» **AIM OF THE TASK**:
When the line containing "Give me the" is found in the data below, give it again along with every later line, exactly; drop the pictures.

[Dataset rows for apps and sites]
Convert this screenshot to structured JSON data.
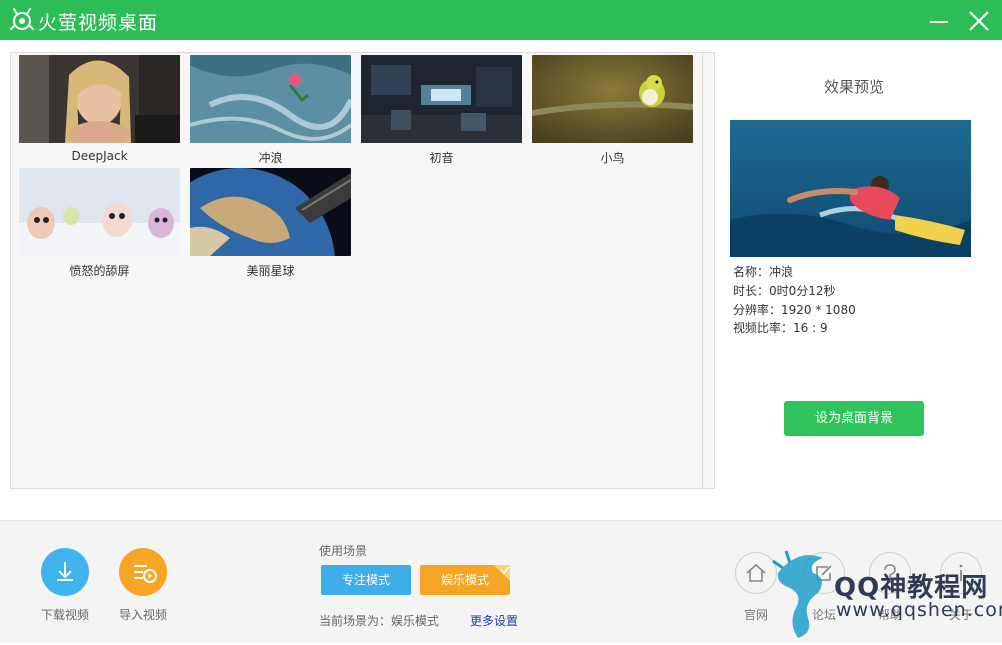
{
  "app": {
    "title": "火萤视频桌面"
  },
  "videos": [
    {
      "label": "DeepJack"
    },
    {
      "label": "冲浪"
    },
    {
      "label": "初音"
    },
    {
      "label": "小鸟"
    },
    {
      "label": "愤怒的舔屏"
    },
    {
      "label": "美丽星球"
    }
  ],
  "preview": {
    "title": "效果预览",
    "name_line": "名称：冲浪",
    "duration_line": "时长：0时0分12秒",
    "resolution_line": "分辨率：1920 * 1080",
    "ratio_line": "视频比率：16 : 9",
    "set_button": "设为桌面背景"
  },
  "bottom": {
    "download_label": "下载视频",
    "import_label": "导入视频",
    "scene_label": "使用场景",
    "focus_mode": "专注模式",
    "fun_mode": "娱乐模式",
    "current_scene": "当前场景为：娱乐模式",
    "more_settings": "更多设置",
    "links": [
      {
        "label": "官网",
        "icon": "home-icon"
      },
      {
        "label": "论坛",
        "icon": "edit-icon"
      },
      {
        "label": "帮助",
        "icon": "help-icon"
      },
      {
        "label": "关于",
        "icon": "info-icon"
      }
    ]
  },
  "watermark": {
    "text_cn": "QQ神教程网",
    "text_url": "www.qqshen.com"
  },
  "colors": {
    "brand": "#2dbd57",
    "blue": "#3daee9",
    "orange": "#f7a624",
    "link": "#1a3fb0"
  }
}
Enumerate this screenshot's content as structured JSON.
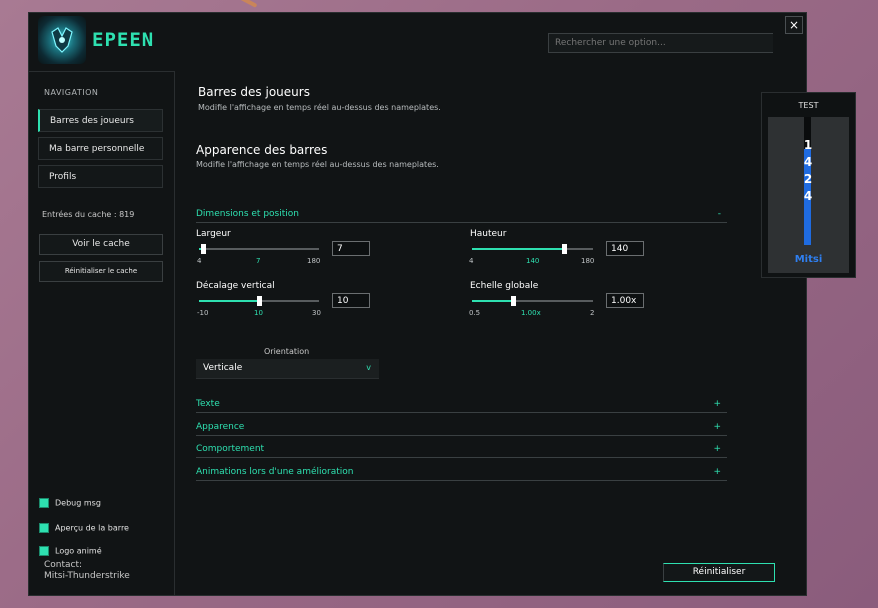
{
  "app": {
    "title": "EPEEN",
    "search_placeholder": "Rechercher une option...",
    "close_glyph": "×"
  },
  "sidebar": {
    "nav_header": "NAVIGATION",
    "items": [
      {
        "label": "Barres des joueurs",
        "active": true
      },
      {
        "label": "Ma barre personnelle",
        "active": false
      },
      {
        "label": "Profils",
        "active": false
      }
    ],
    "cache_text": "Entrées du cache : 819",
    "view_cache": "Voir le cache",
    "reset_cache": "Réinitialiser le cache",
    "checkboxes": [
      {
        "label": "Debug msg",
        "checked": true
      },
      {
        "label": "Aperçu de la barre",
        "checked": true
      },
      {
        "label": "Logo animé",
        "checked": true
      }
    ],
    "contact_label": "Contact:",
    "contact_value": "Mitsi-Thunderstrike"
  },
  "main": {
    "page_title": "Barres des joueurs",
    "page_subtitle": "Modifie l'affichage en temps réel au-dessus des nameplates.",
    "section_title": "Apparence des barres",
    "section_subtitle": "Modifie l'affichage en temps réel au-dessus des nameplates.",
    "dims": {
      "title": "Dimensions et position",
      "sign": "-"
    },
    "sliders": {
      "largeur": {
        "label": "Largeur",
        "min": 4,
        "max": 180,
        "value": 7,
        "min_text": "4",
        "max_text": "180",
        "cur_text": "7",
        "box": "7"
      },
      "hauteur": {
        "label": "Hauteur",
        "min": 4,
        "max": 180,
        "value": 140,
        "min_text": "4",
        "max_text": "180",
        "cur_text": "140",
        "box": "140"
      },
      "decalage": {
        "label": "Décalage vertical",
        "min": -10,
        "max": 30,
        "value": 10,
        "min_text": "-10",
        "max_text": "30",
        "cur_text": "10",
        "box": "10"
      },
      "echelle": {
        "label": "Echelle globale",
        "min": 0.5,
        "max": 2,
        "value": 1.0,
        "min_text": "0.5",
        "max_text": "2",
        "cur_text": "1.00x",
        "box": "1.00x"
      }
    },
    "orientation": {
      "label": "Orientation",
      "value": "Verticale",
      "chevron": "v"
    },
    "collapsed": [
      {
        "title": "Texte",
        "sign": "+"
      },
      {
        "title": "Apparence",
        "sign": "+"
      },
      {
        "title": "Comportement",
        "sign": "+"
      },
      {
        "title": "Animations lors d'une amélioration",
        "sign": "+"
      }
    ],
    "reset_button": "Réinitialiser"
  },
  "preview": {
    "title": "TEST",
    "digits": [
      "1",
      "4",
      "2",
      "4"
    ],
    "name": "Mitsi",
    "fill_fraction": 0.75,
    "fill_color": "#1f6be0"
  },
  "colors": {
    "accent": "#2ee0b0",
    "preview_blue": "#2f7ff0"
  }
}
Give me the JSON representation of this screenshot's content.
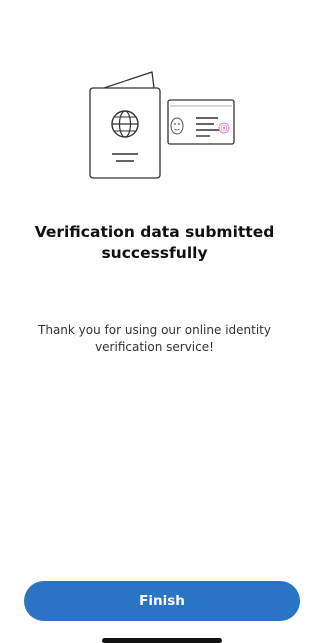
{
  "illustration": {
    "icon": "passport-and-id-card-icon"
  },
  "result": {
    "title": "Verification data submitted successfully",
    "message": "Thank you for using our online identity verification service!"
  },
  "actions": {
    "finish_label": "Finish"
  },
  "colors": {
    "primary": "#2a74c4",
    "stamp": "#d98ad0"
  }
}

» **OUTPUT**:
Give me the JSON representation of this screenshot's content.
{
  "illustration": {
    "icon": "passport-and-id-card-icon"
  },
  "result": {
    "title": "Verification data submitted successfully",
    "message": "Thank you for using our online identity verification service!"
  },
  "actions": {
    "finish_label": "Finish"
  },
  "colors": {
    "primary": "#2a74c4",
    "stamp": "#d98ad0"
  }
}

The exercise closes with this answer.